It’s hard to explain what’s so special about your friends to somebody who doesn’t know them. I usually refer to Becca as my college roommate, because I did share a room with her for three of the four years that I spent in school. But that doesn’t quite cover it. A friend of mine who knew us in college recently gave a much better explanation when trying to explain our relationship to someone else:
“She’s the other half of Anna and Becca.”
At least it seemed more accurate to me. It might not have made sense to anyone else.
So, my darling Becca got married last weekend.
What’s up with that? Is it just me, or do other people feel like the rest of the world is growing up without them? I’m absolutely not getting any older, and for that matter, I’m only getting marginally better at pretending to be a grown up. But everyone else seems to be mastering adulthood with ease.
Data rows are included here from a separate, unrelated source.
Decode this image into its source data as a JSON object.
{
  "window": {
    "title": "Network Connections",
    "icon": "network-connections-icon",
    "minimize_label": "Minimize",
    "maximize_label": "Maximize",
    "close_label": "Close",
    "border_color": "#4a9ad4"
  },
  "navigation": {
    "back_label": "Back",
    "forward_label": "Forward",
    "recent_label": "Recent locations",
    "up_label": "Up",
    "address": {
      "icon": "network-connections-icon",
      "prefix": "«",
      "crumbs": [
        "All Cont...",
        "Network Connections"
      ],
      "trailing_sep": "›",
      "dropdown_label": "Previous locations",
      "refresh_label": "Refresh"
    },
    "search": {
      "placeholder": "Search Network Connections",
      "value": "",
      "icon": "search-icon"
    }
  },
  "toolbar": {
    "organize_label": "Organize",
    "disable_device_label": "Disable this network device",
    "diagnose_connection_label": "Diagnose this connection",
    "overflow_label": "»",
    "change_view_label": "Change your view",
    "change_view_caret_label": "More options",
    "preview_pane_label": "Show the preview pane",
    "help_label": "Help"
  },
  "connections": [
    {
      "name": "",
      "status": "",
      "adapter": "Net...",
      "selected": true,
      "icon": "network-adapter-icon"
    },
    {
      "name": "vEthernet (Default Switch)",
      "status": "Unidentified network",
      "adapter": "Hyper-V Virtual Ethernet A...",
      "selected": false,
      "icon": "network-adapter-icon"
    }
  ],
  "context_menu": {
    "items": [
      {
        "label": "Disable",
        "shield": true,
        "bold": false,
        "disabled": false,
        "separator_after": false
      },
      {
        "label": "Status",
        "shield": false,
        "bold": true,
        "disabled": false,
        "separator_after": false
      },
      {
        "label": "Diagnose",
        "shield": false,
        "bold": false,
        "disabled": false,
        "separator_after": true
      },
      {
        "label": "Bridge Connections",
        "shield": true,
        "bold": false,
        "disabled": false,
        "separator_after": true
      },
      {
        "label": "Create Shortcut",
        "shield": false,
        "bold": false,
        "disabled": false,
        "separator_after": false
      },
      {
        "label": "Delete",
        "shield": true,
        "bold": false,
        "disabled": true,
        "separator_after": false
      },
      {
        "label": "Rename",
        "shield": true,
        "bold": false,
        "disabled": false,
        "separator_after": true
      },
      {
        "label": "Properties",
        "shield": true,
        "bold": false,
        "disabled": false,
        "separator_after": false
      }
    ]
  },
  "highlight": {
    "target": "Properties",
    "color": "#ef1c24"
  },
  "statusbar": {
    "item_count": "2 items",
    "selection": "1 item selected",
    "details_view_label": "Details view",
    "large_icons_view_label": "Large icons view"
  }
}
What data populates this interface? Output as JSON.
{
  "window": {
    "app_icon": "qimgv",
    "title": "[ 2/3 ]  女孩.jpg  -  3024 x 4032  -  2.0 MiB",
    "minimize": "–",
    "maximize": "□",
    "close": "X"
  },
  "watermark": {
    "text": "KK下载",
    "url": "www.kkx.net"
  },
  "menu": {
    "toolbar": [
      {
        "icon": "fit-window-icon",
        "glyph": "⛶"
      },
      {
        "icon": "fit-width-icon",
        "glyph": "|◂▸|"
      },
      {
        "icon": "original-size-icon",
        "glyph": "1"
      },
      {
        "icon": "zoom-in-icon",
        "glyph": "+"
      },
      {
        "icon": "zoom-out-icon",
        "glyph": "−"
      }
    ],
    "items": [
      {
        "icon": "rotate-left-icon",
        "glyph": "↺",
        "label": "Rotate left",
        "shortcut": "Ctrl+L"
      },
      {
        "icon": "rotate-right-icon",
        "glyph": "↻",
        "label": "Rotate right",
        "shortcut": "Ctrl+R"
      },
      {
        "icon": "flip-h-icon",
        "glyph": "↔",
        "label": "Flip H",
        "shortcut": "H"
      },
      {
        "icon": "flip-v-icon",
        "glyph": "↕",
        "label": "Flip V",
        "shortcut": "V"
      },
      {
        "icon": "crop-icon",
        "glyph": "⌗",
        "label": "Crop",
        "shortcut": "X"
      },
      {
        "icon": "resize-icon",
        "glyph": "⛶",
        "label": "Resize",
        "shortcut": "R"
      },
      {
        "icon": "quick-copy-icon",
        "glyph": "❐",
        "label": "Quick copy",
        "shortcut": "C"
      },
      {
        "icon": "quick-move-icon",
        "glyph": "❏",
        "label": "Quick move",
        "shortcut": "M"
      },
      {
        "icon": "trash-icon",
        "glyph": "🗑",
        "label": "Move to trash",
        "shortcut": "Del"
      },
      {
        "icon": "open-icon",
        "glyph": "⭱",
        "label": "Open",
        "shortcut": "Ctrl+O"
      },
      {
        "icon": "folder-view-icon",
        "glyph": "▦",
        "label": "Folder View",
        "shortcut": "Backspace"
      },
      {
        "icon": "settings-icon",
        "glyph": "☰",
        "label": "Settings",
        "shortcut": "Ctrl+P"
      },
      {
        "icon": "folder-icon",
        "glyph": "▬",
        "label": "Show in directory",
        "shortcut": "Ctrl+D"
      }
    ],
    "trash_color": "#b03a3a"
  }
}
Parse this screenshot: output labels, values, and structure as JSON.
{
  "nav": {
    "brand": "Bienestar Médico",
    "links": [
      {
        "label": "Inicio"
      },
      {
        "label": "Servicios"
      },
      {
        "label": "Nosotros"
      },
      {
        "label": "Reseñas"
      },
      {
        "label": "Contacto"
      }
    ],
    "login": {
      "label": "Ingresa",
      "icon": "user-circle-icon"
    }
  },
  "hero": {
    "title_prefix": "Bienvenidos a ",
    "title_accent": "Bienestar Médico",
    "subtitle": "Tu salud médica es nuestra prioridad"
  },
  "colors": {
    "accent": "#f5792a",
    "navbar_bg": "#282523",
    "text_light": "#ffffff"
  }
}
But maybe “seems to be” is the key phrase in that sentence.
“Ohh good. I’m glad your shins are all beat up because, look, I have this giant burn on my arm and a cut on my finger that won’t stop bleeding if I don’t wear a bandaid,” were some of the bride-to-be’s first words upon seeing me at the Friday-night rehearsal. “Also, I need your help with some espionage tomorrow morning. If you’re ok with getting up early. But don’t tell anyone. I’ll explain later.”
It didn’t quite turn out to be espionage in the traditional spying sense, but her plans for the next morning definitely fell under the category of generally sneaky business. So I was, of course, totally on board.
The problem was, it transpired, that the wedding ceremony was to take place just over the state line in New Jersey, but since they were getting a Pennsylvania marriage license, it had to be signed and the vows exchanged in Pennsylvania. Now, I know you are already seeing a million simple solutions to this problem (up to, and including, simply fudging the location or dates on the license) and I saw them too. So did Becca and her fiancé Mason.
“But this makes a better story,” Becca explained when we were in the car at 5:30 the next morning, on our way to the park to meet Mason and his Uncle Bob, who would be performing the ceremony. Both ceremonies actually. The solution to the marriage license problem was this: sneak out and get married really early in the morning, hours before the actual wedding. Thus the actual wedding would take place in Pennsylvania, and the date would right. My presence was required because Becca didn’t have a car, and Uncle Bob needed to be there to marry them. Nobody else came. It was lovely.
On the way back to her parent’s house, Becca and I stopped for doughnuts. We had decided that this was going to be our cover story if anyone else woke up and noticed us sneaking back in. I know going out for doughnuts at 5:30 in the morning on your wedding day doesn’t sound like the most likely scenario, but it makes perfect sense if you know us.